→ **Exercise requirements**
Print out the records below with nothing altered.

[Website and app data records]
Segment Open
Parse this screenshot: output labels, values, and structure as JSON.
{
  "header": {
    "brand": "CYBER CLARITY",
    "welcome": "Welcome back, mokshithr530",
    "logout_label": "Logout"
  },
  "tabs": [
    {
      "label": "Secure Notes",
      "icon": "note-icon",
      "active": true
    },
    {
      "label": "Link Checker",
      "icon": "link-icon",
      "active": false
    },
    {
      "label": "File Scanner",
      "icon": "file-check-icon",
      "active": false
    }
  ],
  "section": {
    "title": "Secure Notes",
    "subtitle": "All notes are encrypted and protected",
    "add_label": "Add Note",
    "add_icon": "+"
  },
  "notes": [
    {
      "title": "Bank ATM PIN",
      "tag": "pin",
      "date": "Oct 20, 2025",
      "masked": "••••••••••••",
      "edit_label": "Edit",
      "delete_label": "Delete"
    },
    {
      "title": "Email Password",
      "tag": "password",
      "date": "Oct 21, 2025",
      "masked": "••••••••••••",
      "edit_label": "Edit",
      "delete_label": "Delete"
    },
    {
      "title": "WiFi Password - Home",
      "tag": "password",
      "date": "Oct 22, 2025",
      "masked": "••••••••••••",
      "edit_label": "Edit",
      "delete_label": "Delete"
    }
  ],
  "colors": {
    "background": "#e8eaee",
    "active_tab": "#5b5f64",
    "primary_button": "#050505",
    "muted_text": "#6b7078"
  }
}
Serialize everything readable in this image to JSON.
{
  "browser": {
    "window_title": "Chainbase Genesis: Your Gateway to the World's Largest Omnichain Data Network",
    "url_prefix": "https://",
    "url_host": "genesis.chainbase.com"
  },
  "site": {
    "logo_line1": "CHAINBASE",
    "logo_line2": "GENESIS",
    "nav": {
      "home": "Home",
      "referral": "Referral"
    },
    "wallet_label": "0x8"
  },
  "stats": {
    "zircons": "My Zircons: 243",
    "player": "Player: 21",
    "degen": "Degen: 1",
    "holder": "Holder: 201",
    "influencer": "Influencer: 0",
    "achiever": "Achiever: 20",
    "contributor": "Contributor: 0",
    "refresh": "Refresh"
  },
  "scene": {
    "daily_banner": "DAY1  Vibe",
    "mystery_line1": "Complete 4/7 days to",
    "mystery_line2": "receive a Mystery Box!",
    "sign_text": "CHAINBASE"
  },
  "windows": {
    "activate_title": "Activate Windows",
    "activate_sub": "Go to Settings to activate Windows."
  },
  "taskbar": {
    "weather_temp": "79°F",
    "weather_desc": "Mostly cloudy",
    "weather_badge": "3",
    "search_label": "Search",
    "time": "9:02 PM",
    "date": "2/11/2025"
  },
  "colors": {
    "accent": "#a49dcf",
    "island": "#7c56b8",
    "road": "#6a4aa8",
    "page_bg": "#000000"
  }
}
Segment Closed
→ **Your solution**
Parse this screenshot: output labels, values, and structure as JSON.
{
  "header": {
    "brand": "CYBER CLARITY",
    "welcome": "Welcome back, mokshithr530",
    "logout_label": "Logout"
  },
  "tabs": [
    {
      "label": "Secure Notes",
      "icon": "note-icon",
      "active": true
    },
    {
      "label": "Link Checker",
      "icon": "link-icon",
      "active": false
    },
    {
      "label": "File Scanner",
      "icon": "file-check-icon",
      "active": false
    }
  ],
  "section": {
    "title": "Secure Notes",
    "subtitle": "All notes are encrypted and protected",
    "add_label": "Add Note",
    "add_icon": "+"
  },
  "notes": [
    {
      "title": "Bank ATM PIN",
      "tag": "pin",
      "date": "Oct 20, 2025",
      "masked": "••••••••••••",
      "edit_label": "Edit",
      "delete_label": "Delete"
    },
    {
      "title": "Email Password",
      "tag": "password",
      "date": "Oct 21, 2025",
      "masked": "••••••••••••",
      "edit_label": "Edit",
      "delete_label": "Delete"
    },
    {
      "title": "WiFi Password - Home",
      "tag": "password",
      "date": "Oct 22, 2025",
      "masked": "••••••••••••",
      "edit_label": "Edit",
      "delete_label": "Delete"
    }
  ],
  "colors": {
    "background": "#e8eaee",
    "active_tab": "#5b5f64",
    "primary_button": "#050505",
    "muted_text": "#6b7078"
  }
}
Serialize everything readable in this image to JSON.
{
  "browser": {
    "window_title": "Chainbase Genesis: Your Gateway to the World's Largest Omnichain Data Network",
    "url_prefix": "https://",
    "url_host": "genesis.chainbase.com"
  },
  "site": {
    "logo_line1": "CHAINBASE",
    "logo_line2": "GENESIS",
    "nav": {
      "home": "Home",
      "referral": "Referral"
    },
    "wallet_label": "0x8"
  },
  "stats": {
    "zircons": "My Zircons: 243",
    "player": "Player: 21",
    "degen": "Degen: 1",
    "holder": "Holder: 201",
    "influencer": "Influencer: 0",
    "achiever": "Achiever: 20",
    "contributor": "Contributor: 0",
    "refresh": "Refresh"
  },
  "scene": {
    "daily_banner": "DAY1  Vibe",
    "mystery_line1": "Complete 4/7 days to",
    "mystery_line2": "receive a Mystery Box!",
    "sign_text": "CHAINBASE"
  },
  "windows": {
    "activate_title": "Activate Windows",
    "activate_sub": "Go to Settings to activate Windows."
  },
  "taskbar": {
    "weather_temp": "79°F",
    "weather_desc": "Mostly cloudy",
    "weather_badge": "3",
    "search_label": "Search",
    "time": "9:02 PM",
    "date": "2/11/2025"
  },
  "colors": {
    "accent": "#a49dcf",
    "island": "#7c56b8",
    "road": "#6a4aa8",
    "page_bg": "#000000"
  }
}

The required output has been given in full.